The only real requirement for a belt is that it be sturdy enough to hold a lot of weight, with a
fully loaded pistol, shotgun caddies and several magazines riding on it. There is a multitude
of options available, with a basic range/instructor-style belt being completely adequate. Much
more convenient are the competition belt systems with inner and outer belts that make
changing up gear much easier. Uncle Mike’s, Safariland and Double Alpha all have great
belt system solutions.

In organizing your gear, included in the belt category are the accessories you wear on it—pistol
magazine carriers, shotgun shell caddies and rifle magazine carriers. Polymer pistol magazine
holders don’t need be expensive or fancy. Many pistols come with one or two straight from
the factory, and accessory systems are available from many online sources. You should at a
minimum be able to carry two magazines on your belt for most matches—at major outlaw
matches you will need more.
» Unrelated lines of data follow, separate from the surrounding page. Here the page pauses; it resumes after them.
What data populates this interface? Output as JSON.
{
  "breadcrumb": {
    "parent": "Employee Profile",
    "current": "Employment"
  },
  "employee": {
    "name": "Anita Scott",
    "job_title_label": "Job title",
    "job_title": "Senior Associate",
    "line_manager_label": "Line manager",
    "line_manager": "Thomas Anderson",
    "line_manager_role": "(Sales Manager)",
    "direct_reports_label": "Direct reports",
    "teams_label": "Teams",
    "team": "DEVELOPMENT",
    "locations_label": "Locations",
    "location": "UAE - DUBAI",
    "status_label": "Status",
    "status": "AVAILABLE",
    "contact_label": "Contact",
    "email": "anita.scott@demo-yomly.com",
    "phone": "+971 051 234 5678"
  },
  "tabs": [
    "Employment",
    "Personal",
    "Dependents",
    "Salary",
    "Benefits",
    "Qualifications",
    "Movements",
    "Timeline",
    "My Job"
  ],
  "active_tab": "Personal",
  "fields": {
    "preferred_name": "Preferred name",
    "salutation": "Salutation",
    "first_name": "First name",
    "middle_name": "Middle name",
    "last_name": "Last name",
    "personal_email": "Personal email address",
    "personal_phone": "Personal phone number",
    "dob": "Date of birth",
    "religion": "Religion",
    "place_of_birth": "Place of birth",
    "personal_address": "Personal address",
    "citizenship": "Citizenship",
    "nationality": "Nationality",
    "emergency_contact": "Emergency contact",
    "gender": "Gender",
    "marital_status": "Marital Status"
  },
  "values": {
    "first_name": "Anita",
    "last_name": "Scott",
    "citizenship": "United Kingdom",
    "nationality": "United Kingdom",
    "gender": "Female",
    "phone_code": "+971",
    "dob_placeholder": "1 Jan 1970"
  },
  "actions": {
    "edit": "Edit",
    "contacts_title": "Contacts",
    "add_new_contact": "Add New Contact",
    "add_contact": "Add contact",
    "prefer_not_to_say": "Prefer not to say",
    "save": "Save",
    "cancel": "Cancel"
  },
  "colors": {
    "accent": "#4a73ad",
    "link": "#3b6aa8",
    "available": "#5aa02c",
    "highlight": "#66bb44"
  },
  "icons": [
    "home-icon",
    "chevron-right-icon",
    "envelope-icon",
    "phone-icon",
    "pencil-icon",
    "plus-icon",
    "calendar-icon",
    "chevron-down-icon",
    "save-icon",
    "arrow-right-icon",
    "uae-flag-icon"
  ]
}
But a third and fourth magazine can always come out of the
pocket until you get completely geared up.

Shotgun accessories are an absolute must. Almost everyone employs the “load 2” and “load 4”
method, Taccom and Invictus Practical have belt- and chest-rig systems to facilitate that
loading method.

A minimum of at least one rifle mag holder is a good plan. Stages can start with an empty rifle,
forcing you to load off the belt, and you will see stages that have you burning some serious
rifle rounds, both close up and at long range. You can certainly load a rifle mag out of the
back pocket initially, but eventually you will want a rifle mag on the belt as well.

Bring Your Baggage

Most folks use two basic kinds of bags on the range, one long enough to transport both long
guns, as well as a range bag or backpack to carry everything else one might need. Voodoo
Tactical makes great 3-gun bags, where you can fit both long guns, a pistol, and pretty much
all your gear as well.

A secondary range bag or backpack will enable you to comfortably carry all your ammo,
extra gear like spare magazines, basic tools, extra chokes, etc. No matter what types of bags
you use, be sure to pack hearing and eye protection, and bring extras as both are mandatory
for all parts of the range—even if you aren’t shooting!

Creature Comforts

OK, we’ve covered the basics, but you’re going to want some non-shooting items in your
range bag as well. Food, water and protection from the elements are listed here as creature
comforts, but they’re really just as important as that new AR and some .223. Without them,
it can sure drain the fun away from a great day on the range.

Sustenance – Water is a must! All other things are secondary; a day on the range is often
long, and hydration is paramount. Food is always good, and savvy vets not only pack a lunch,
but an assortment of snacks as well—power bars, trail mix, and jerky are range staples.

Protection – Sun block, rain gear and cold weather gear, depending on the season, are a
must for any range bag. A hand towel is a pretty good bonus item as well. Most days on the
range are fully exposed to the elements, so be ready for whatever Mother Nature throws at you.

Depending on the range and the match, a cart to transport your stockpile of guns, ammo and
gear is a welcome addition. At most major matches camp chairs get thrown in the truck as
well. Just don’t be sitting when you should be resetting steel with you squad!

Ultimately, the best piece of advice for taking your first steps toward shooting match are simply
this—get out and shoot! No one cares what kinds of gun and gear you have, your local match
director and veteran shooters can help make it work. We say it all the time, but the sport of
3-gun is extremely welcoming, and you’ll be amazed at how far folks will go to get you into the

Check out our listing of classes to take a basic 3-gun training class from one of our instructors.

For more information on how to compete, sign up here and find a 3-Gun Nation Club near you!